■ Your instructions
Pictures aside, the data must be reproduced exactly.

*** Dataset excerpts Section Begins ***

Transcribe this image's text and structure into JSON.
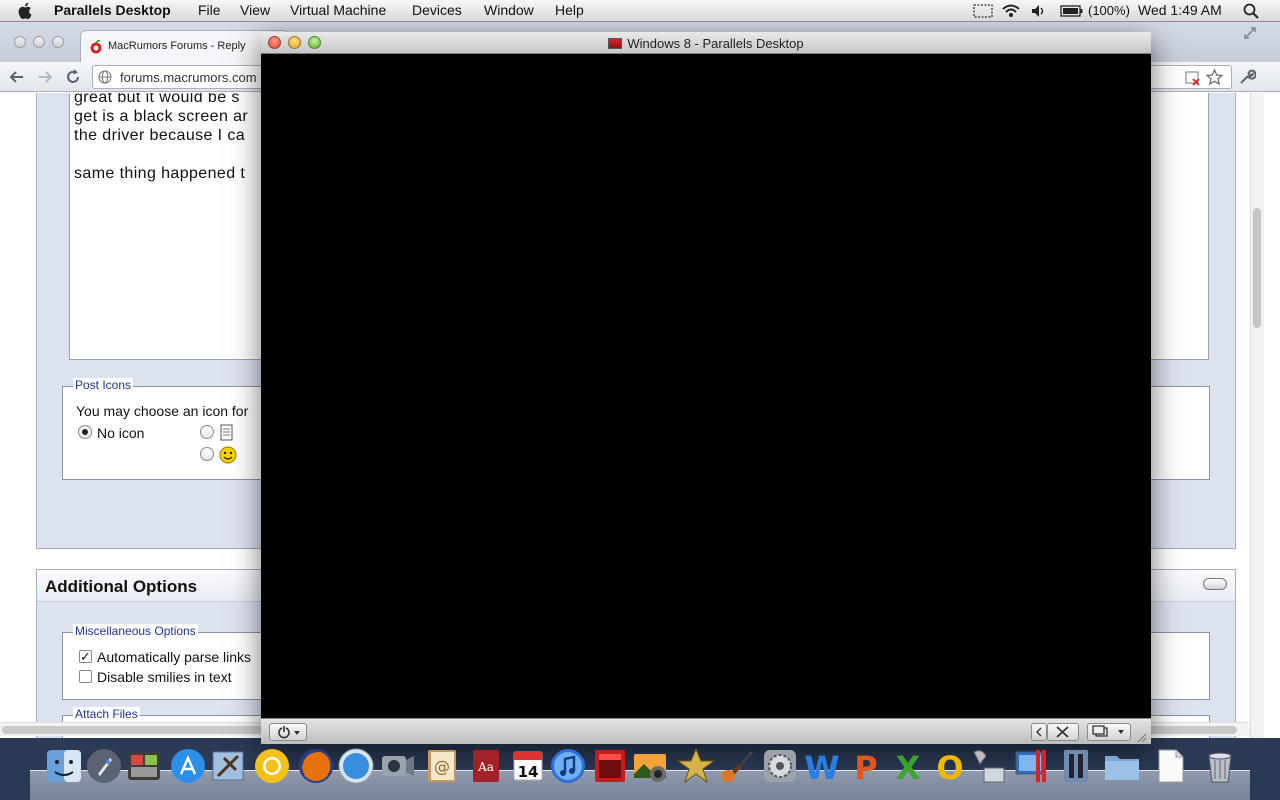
{
  "menubar": {
    "app_name": "Parallels Desktop",
    "menus": [
      "File",
      "View",
      "Virtual Machine",
      "Devices",
      "Window",
      "Help"
    ],
    "battery": "(100%)",
    "clock": "Wed 1:49 AM"
  },
  "browser": {
    "tab_title": "MacRumors Forums - Reply",
    "url": "forums.macrumors.com",
    "editor_lines": [
      "great but it would be s",
      "get is a black screen ar",
      "the driver because I ca",
      "",
      "same thing happened t"
    ],
    "post_icons": {
      "legend": "Post Icons",
      "intro": "You may choose an icon for",
      "no_icon_label": "No icon"
    },
    "additional_options": {
      "heading": "Additional Options",
      "misc_legend": "Miscellaneous Options",
      "parse_links_label": "Automatically parse links",
      "parse_links_checked": true,
      "disable_smilies_label": "Disable smilies in text",
      "disable_smilies_checked": false,
      "attach_legend": "Attach Files"
    }
  },
  "vm_window": {
    "title": "Windows 8 - Parallels Desktop",
    "screen_color": "#000000"
  },
  "dock": {
    "icons": [
      "finder-icon",
      "launchpad-icon",
      "photo-booth-icon",
      "app-store-icon",
      "mail-icon",
      "chrome-icon",
      "firefox-icon",
      "safari-icon",
      "facetime-icon",
      "address-book-icon",
      "dictionary-icon",
      "calendar-icon",
      "itunes-icon",
      "photo-booth-icon-2",
      "iphoto-icon",
      "imovie-icon",
      "garageband-icon",
      "system-preferences-icon",
      "word-icon",
      "powerpoint-icon",
      "excel-icon",
      "outlook-icon",
      "network-icon",
      "parallels-icon",
      "parallels-vm-icon",
      "applications-folder-icon",
      "document-icon",
      "trash-icon"
    ],
    "calendar_day": "14"
  }
}
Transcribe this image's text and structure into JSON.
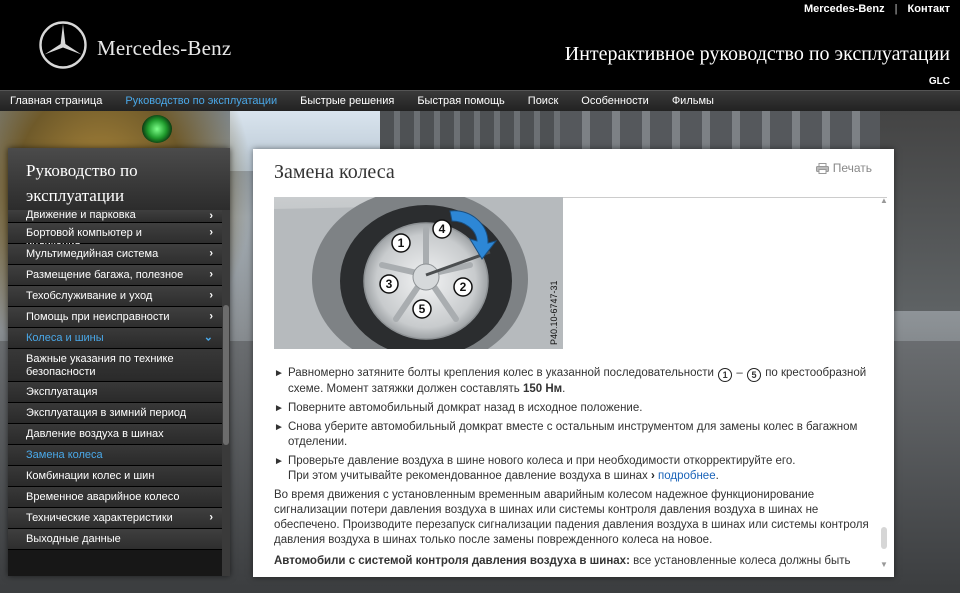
{
  "header": {
    "brand": "Mercedes-Benz",
    "top_links": [
      "Mercedes-Benz",
      "Контакт"
    ],
    "separator": "|",
    "guide_title": "Интерактивное руководство по эксплуатации",
    "model": "GLC"
  },
  "nav": {
    "items": [
      "Главная страница",
      "Руководство по эксплуатации",
      "Быстрые решения",
      "Быстрая помощь",
      "Поиск",
      "Особенности",
      "Фильмы"
    ],
    "active_index": 1,
    "active_color": "#4aa8e8"
  },
  "sidebar": {
    "title_line1": "Руководство по",
    "title_line2": "эксплуатации",
    "items": [
      {
        "label": "Движение и парковка"
      },
      {
        "label": "Бортовой компьютер и индикация"
      },
      {
        "label": "Мультимедийная система"
      },
      {
        "label": "Размещение багажа, полезное"
      },
      {
        "label": "Техобслуживание и уход"
      },
      {
        "label": "Помощь при неисправности"
      },
      {
        "label": "Колеса и шины"
      },
      {
        "label": "Важные указания по технике безопасности"
      },
      {
        "label": "Эксплуатация"
      },
      {
        "label": "Эксплуатация в зимний период"
      },
      {
        "label": "Давление воздуха в шинах"
      },
      {
        "label": "Замена колеса"
      },
      {
        "label": "Комбинации колес и шин"
      },
      {
        "label": "Временное аварийное колесо"
      },
      {
        "label": "Технические характеристики"
      },
      {
        "label": "Выходные данные"
      }
    ]
  },
  "content": {
    "title": "Замена колеса",
    "print_label": "Печать",
    "figure": {
      "code": "P40.10-6747-31",
      "callouts": [
        "1",
        "2",
        "3",
        "4",
        "5"
      ]
    },
    "steps": {
      "s1_a": "Равномерно затяните болты крепления колес в указанной последовательности",
      "s1_from": "1",
      "s1_dash": "–",
      "s1_to": "5",
      "s1_b": "по крестообразной схеме. Момент затяжки должен составлять",
      "s1_torque": "150 Нм",
      "s1_end": ".",
      "s2": "Поверните автомобильный домкрат назад в исходное положение.",
      "s3": "Снова уберите автомобильный домкрат вместе с остальным инструментом для замены колес в багажном отделении.",
      "s4_a": "Проверьте давление воздуха в шине нового колеса и при необходимости откорректируйте его.",
      "s4_b": "При этом учитывайте рекомендованное давление воздуха в шинах",
      "s4_link": "подробнее",
      "s4_end": "."
    },
    "paragraph": "Во время движения с установленным временным аварийным колесом надежное функционирование сигнализации потери давления воздуха в шинах или системы контроля давления воздуха в шинах не обеспечено. Производите перезапуск сигнализации падения давления воздуха в шинах или системы контроля давления воздуха в шинах только после замены поврежденного колеса на новое.",
    "bold_lead": "Автомобили с системой контроля давления воздуха в шинах:",
    "bold_rest": "все установленные колеса должны быть"
  }
}
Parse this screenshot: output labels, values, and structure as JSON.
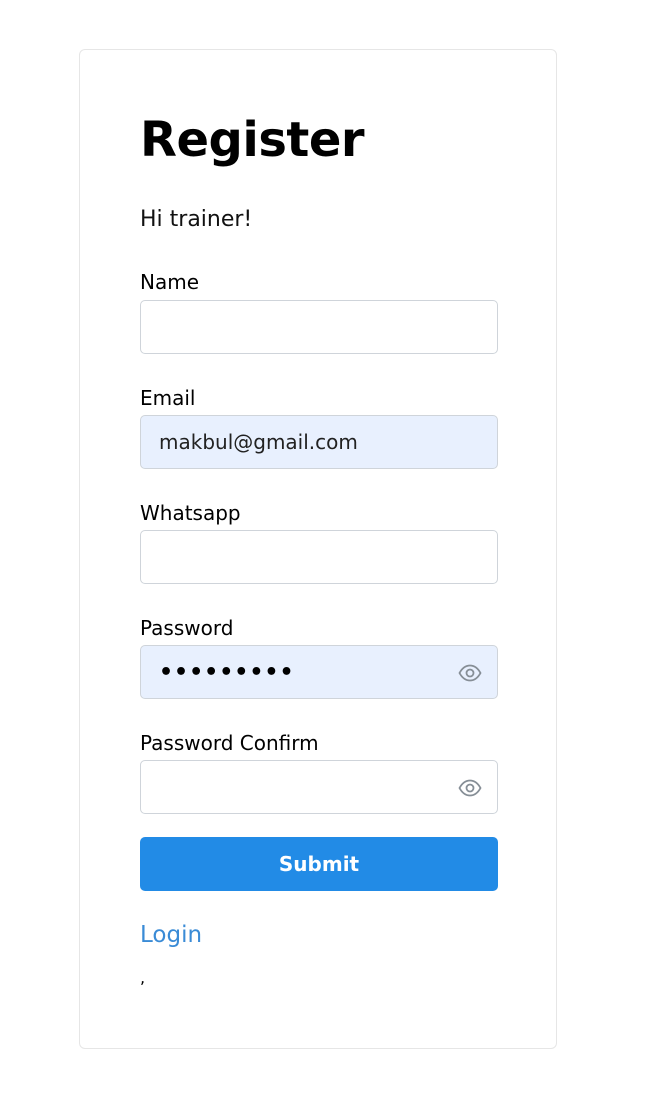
{
  "form": {
    "title": "Register",
    "subtitle": "Hi trainer!",
    "fields": {
      "name": {
        "label": "Name",
        "value": "",
        "placeholder": ""
      },
      "email": {
        "label": "Email",
        "value": "makbul@gmail.com"
      },
      "whatsapp": {
        "label": "Whatsapp",
        "value": "",
        "placeholder": ""
      },
      "password": {
        "label": "Password",
        "masked": "•••••••••",
        "toggle_icon": "eye-icon"
      },
      "password_confirm": {
        "label": "Password Confirm",
        "value": "",
        "toggle_icon": "eye-icon"
      }
    },
    "submit_label": "Submit",
    "login_link": "Login",
    "trailing_text": ","
  },
  "colors": {
    "primary": "#228be6",
    "link": "#3a8bd6",
    "autofill_bg": "#e8f0fe",
    "border": "#cfd4da"
  }
}
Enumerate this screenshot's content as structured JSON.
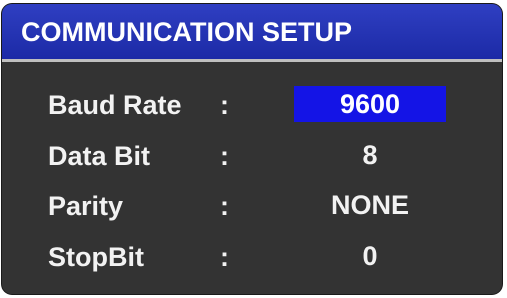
{
  "dialog": {
    "title": "COMMUNICATION SETUP"
  },
  "colors": {
    "title_bar": "#1f2db0",
    "panel_bg": "#333333",
    "selection": "#1414e6",
    "text": "#f2f2f2"
  },
  "settings": [
    {
      "label": "Baud Rate",
      "separator": ":",
      "value": "9600",
      "selected": true
    },
    {
      "label": "Data Bit",
      "separator": ":",
      "value": "8",
      "selected": false
    },
    {
      "label": "Parity",
      "separator": ":",
      "value": "NONE",
      "selected": false
    },
    {
      "label": "StopBit",
      "separator": ":",
      "value": "0",
      "selected": false
    }
  ]
}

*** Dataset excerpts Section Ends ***

■ Response to this exercise
Transcribe this image's text and structure into JSON.
{
  "menubar": {
    "app_name": "Parallels Desktop",
    "menus": [
      "File",
      "View",
      "Virtual Machine",
      "Devices",
      "Window",
      "Help"
    ],
    "battery": "(100%)",
    "clock": "Wed 1:49 AM"
  },
  "browser": {
    "tab_title": "MacRumors Forums - Reply",
    "url": "forums.macrumors.com",
    "editor_lines": [
      "great but it would be s",
      "get is a black screen ar",
      "the driver because I ca",
      "",
      "same thing happened t"
    ],
    "post_icons": {
      "legend": "Post Icons",
      "intro": "You may choose an icon for",
      "no_icon_label": "No icon"
    },
    "additional_options": {
      "heading": "Additional Options",
      "misc_legend": "Miscellaneous Options",
      "parse_links_label": "Automatically parse links",
      "parse_links_checked": true,
      "disable_smilies_label": "Disable smilies in text",
      "disable_smilies_checked": false,
      "attach_legend": "Attach Files"
    }
  },
  "vm_window": {
    "title": "Windows 8 - Parallels Desktop",
    "screen_color": "#000000"
  },
  "dock": {
    "icons": [
      "finder-icon",
      "launchpad-icon",
      "photo-booth-icon",
      "app-store-icon",
      "mail-icon",
      "chrome-icon",
      "firefox-icon",
      "safari-icon",
      "facetime-icon",
      "address-book-icon",
      "dictionary-icon",
      "calendar-icon",
      "itunes-icon",
      "photo-booth-icon-2",
      "iphoto-icon",
      "imovie-icon",
      "garageband-icon",
      "system-preferences-icon",
      "word-icon",
      "powerpoint-icon",
      "excel-icon",
      "outlook-icon",
      "network-icon",
      "parallels-icon",
      "parallels-vm-icon",
      "applications-folder-icon",
      "document-icon",
      "trash-icon"
    ],
    "calendar_day": "14"
  }
}
Transcribe this image's text and structure into JSON.
{
  "header": {
    "brand": "Mercedes-Benz",
    "top_links": [
      "Mercedes-Benz",
      "Контакт"
    ],
    "separator": "|",
    "guide_title": "Интерактивное руководство по эксплуатации",
    "model": "GLC"
  },
  "nav": {
    "items": [
      "Главная страница",
      "Руководство по эксплуатации",
      "Быстрые решения",
      "Быстрая помощь",
      "Поиск",
      "Особенности",
      "Фильмы"
    ],
    "active_index": 1,
    "active_color": "#4aa8e8"
  },
  "sidebar": {
    "title_line1": "Руководство по",
    "title_line2": "эксплуатации",
    "items": [
      {
        "label": "Движение и парковка"
      },
      {
        "label": "Бортовой компьютер и индикация"
      },
      {
        "label": "Мультимедийная система"
      },
      {
        "label": "Размещение багажа, полезное"
      },
      {
        "label": "Техобслуживание и уход"
      },
      {
        "label": "Помощь при неисправности"
      },
      {
        "label": "Колеса и шины"
      },
      {
        "label": "Важные указания по технике безопасности"
      },
      {
        "label": "Эксплуатация"
      },
      {
        "label": "Эксплуатация в зимний период"
      },
      {
        "label": "Давление воздуха в шинах"
      },
      {
        "label": "Замена колеса"
      },
      {
        "label": "Комбинации колес и шин"
      },
      {
        "label": "Временное аварийное колесо"
      },
      {
        "label": "Технические характеристики"
      },
      {
        "label": "Выходные данные"
      }
    ]
  },
  "content": {
    "title": "Замена колеса",
    "print_label": "Печать",
    "figure": {
      "code": "P40.10-6747-31",
      "callouts": [
        "1",
        "2",
        "3",
        "4",
        "5"
      ]
    },
    "steps": {
      "s1_a": "Равномерно затяните болты крепления колес в указанной последовательности",
      "s1_from": "1",
      "s1_dash": "–",
      "s1_to": "5",
      "s1_b": "по крестообразной схеме. Момент затяжки должен составлять",
      "s1_torque": "150 Нм",
      "s1_end": ".",
      "s2": "Поверните автомобильный домкрат назад в исходное положение.",
      "s3": "Снова уберите автомобильный домкрат вместе с остальным инструментом для замены колес в багажном отделении.",
      "s4_a": "Проверьте давление воздуха в шине нового колеса и при необходимости откорректируйте его.",
      "s4_b": "При этом учитывайте рекомендованное давление воздуха в шинах",
      "s4_link": "подробнее",
      "s4_end": "."
    },
    "paragraph": "Во время движения с установленным временным аварийным колесом надежное функционирование сигнализации потери давления воздуха в шинах или системы контроля давления воздуха в шинах не обеспечено. Производите перезапуск сигнализации падения давления воздуха в шинах или системы контроля давления воздуха в шинах только после замены поврежденного колеса на новое.",
    "bold_lead": "Автомобили с системой контроля давления воздуха в шинах:",
    "bold_rest": "все установленные колеса должны быть"
  }
}
Parse this screenshot: output labels, values, and structure as JSON.
{
  "form": {
    "title": "Register",
    "subtitle": "Hi trainer!",
    "fields": {
      "name": {
        "label": "Name",
        "value": "",
        "placeholder": ""
      },
      "email": {
        "label": "Email",
        "value": "makbul@gmail.com"
      },
      "whatsapp": {
        "label": "Whatsapp",
        "value": "",
        "placeholder": ""
      },
      "password": {
        "label": "Password",
        "masked": "•••••••••",
        "toggle_icon": "eye-icon"
      },
      "password_confirm": {
        "label": "Password Confirm",
        "value": "",
        "toggle_icon": "eye-icon"
      }
    },
    "submit_label": "Submit",
    "login_link": "Login",
    "trailing_text": ","
  },
  "colors": {
    "primary": "#228be6",
    "link": "#3a8bd6",
    "autofill_bg": "#e8f0fe",
    "border": "#cfd4da"
  }
}
Enumerate this screenshot's content as structured JSON.
{
  "dialog": {
    "title": "COMMUNICATION SETUP"
  },
  "colors": {
    "title_bar": "#1f2db0",
    "panel_bg": "#333333",
    "selection": "#1414e6",
    "text": "#f2f2f2"
  },
  "settings": [
    {
      "label": "Baud Rate",
      "separator": ":",
      "value": "9600",
      "selected": true
    },
    {
      "label": "Data Bit",
      "separator": ":",
      "value": "8",
      "selected": false
    },
    {
      "label": "Parity",
      "separator": ":",
      "value": "NONE",
      "selected": false
    },
    {
      "label": "StopBit",
      "separator": ":",
      "value": "0",
      "selected": false
    }
  ]
}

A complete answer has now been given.